- [WHAT IS BEING ASKED]:
Tally the lines in the records underneath that contain the string "icon", and state the figure by itself.

- [Records drawn from a dataset]:
***
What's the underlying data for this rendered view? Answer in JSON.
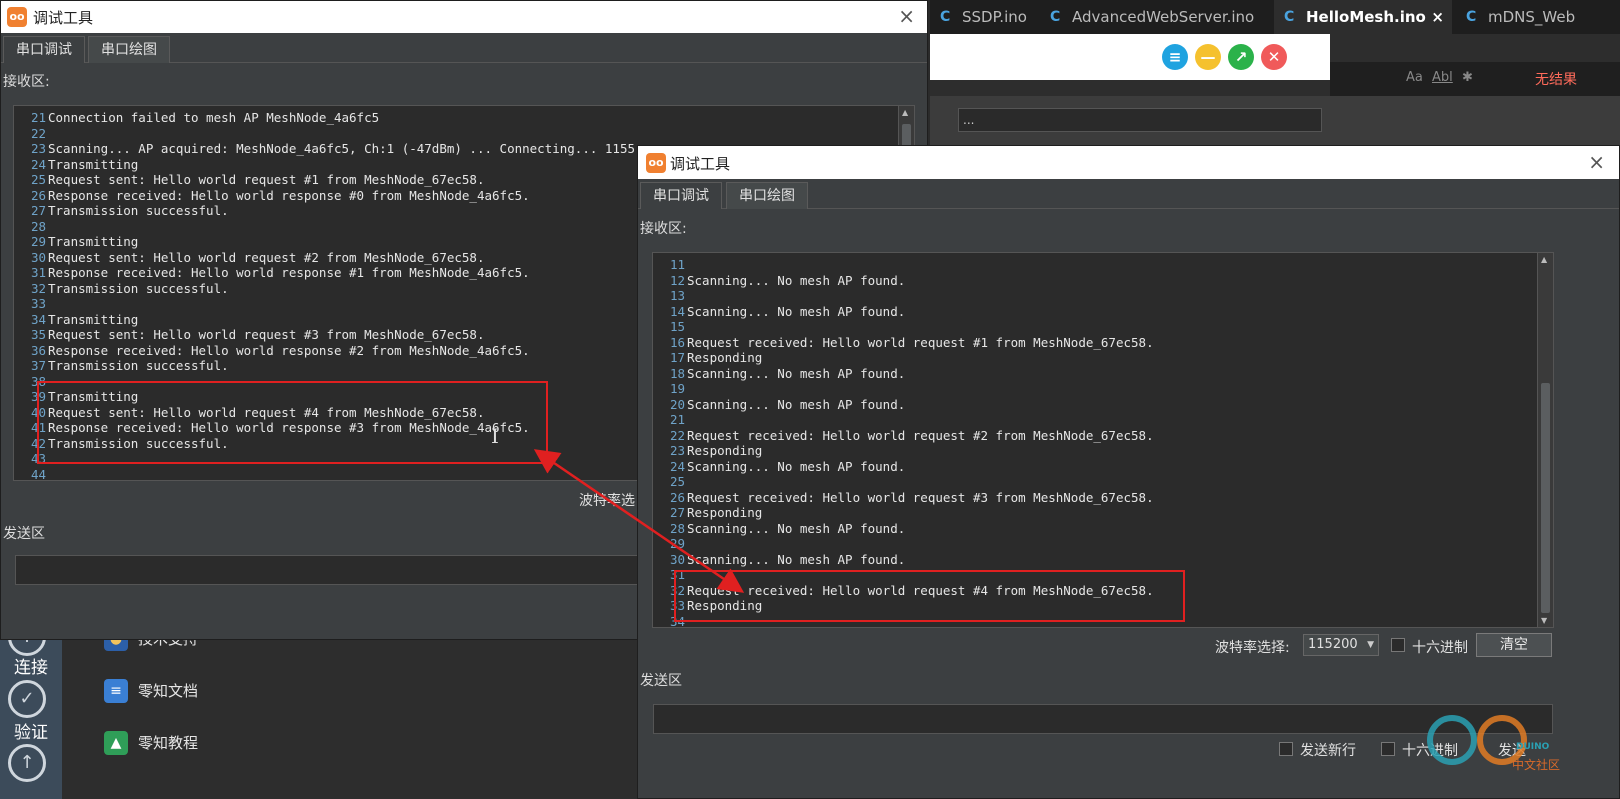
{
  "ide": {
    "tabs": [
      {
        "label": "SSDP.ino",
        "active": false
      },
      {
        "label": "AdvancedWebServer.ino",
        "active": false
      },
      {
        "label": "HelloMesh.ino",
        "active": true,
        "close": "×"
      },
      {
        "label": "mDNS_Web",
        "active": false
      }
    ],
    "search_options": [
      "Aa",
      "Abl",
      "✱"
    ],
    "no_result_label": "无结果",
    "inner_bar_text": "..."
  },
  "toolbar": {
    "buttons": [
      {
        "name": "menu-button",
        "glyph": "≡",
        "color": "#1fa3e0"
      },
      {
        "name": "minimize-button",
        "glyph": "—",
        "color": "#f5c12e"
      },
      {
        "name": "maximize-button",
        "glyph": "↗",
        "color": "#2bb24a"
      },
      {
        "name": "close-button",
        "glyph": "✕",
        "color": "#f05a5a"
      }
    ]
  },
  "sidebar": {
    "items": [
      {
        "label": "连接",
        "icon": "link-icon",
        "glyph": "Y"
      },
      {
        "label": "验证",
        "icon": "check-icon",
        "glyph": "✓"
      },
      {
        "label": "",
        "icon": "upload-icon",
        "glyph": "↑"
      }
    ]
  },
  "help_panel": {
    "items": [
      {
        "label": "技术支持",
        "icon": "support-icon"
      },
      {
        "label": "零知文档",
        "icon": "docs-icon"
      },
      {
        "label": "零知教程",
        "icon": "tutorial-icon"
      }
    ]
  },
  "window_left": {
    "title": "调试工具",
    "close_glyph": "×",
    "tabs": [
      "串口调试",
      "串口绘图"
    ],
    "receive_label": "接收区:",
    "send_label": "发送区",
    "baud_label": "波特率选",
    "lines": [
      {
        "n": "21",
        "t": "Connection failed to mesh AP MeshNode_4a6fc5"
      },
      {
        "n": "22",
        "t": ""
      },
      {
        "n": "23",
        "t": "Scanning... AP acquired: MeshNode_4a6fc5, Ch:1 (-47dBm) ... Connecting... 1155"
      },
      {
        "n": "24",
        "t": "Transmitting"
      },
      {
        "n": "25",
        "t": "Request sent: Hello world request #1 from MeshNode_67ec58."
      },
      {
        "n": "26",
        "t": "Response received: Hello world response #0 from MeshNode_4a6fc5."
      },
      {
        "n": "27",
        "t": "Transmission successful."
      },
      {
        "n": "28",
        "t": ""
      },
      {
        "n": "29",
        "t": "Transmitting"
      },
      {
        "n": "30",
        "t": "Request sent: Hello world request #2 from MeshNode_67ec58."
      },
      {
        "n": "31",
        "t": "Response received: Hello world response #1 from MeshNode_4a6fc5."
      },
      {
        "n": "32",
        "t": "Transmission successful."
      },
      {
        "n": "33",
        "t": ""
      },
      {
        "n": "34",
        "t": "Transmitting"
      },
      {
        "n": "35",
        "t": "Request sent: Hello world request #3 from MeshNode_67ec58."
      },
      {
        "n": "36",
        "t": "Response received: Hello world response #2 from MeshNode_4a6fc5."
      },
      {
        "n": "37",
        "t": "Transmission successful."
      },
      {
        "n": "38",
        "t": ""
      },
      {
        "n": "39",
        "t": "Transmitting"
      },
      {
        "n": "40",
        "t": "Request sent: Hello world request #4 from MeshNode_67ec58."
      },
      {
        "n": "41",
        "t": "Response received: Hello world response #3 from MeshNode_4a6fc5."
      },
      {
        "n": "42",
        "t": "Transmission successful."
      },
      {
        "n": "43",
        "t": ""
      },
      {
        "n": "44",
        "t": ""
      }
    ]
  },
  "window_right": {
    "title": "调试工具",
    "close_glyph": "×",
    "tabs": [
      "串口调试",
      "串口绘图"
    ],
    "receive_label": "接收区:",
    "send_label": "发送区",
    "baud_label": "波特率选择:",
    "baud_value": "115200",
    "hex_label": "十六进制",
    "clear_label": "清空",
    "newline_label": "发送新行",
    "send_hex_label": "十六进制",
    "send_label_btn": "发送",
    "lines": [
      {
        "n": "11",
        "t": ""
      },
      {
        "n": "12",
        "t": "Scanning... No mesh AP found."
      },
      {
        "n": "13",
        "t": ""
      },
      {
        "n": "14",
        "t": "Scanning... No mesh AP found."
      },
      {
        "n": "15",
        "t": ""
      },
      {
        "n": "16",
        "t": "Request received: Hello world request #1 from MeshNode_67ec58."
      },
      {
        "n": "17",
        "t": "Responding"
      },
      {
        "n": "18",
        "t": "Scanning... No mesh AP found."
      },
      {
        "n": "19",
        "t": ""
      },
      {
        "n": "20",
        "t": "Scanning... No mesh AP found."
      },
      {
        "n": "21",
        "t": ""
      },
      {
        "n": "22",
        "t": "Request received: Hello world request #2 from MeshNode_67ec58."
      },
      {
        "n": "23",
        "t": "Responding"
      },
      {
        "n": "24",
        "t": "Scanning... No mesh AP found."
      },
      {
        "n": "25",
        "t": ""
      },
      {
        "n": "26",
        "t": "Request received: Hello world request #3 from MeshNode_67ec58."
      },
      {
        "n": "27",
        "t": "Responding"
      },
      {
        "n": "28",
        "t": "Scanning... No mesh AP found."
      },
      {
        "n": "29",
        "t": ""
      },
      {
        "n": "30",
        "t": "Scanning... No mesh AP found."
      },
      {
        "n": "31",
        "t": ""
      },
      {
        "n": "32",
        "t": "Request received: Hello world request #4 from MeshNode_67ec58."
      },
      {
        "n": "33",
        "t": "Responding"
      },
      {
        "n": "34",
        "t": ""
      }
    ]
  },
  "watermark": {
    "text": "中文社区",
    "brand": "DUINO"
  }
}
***
- [YOUR SOLUTION]:
6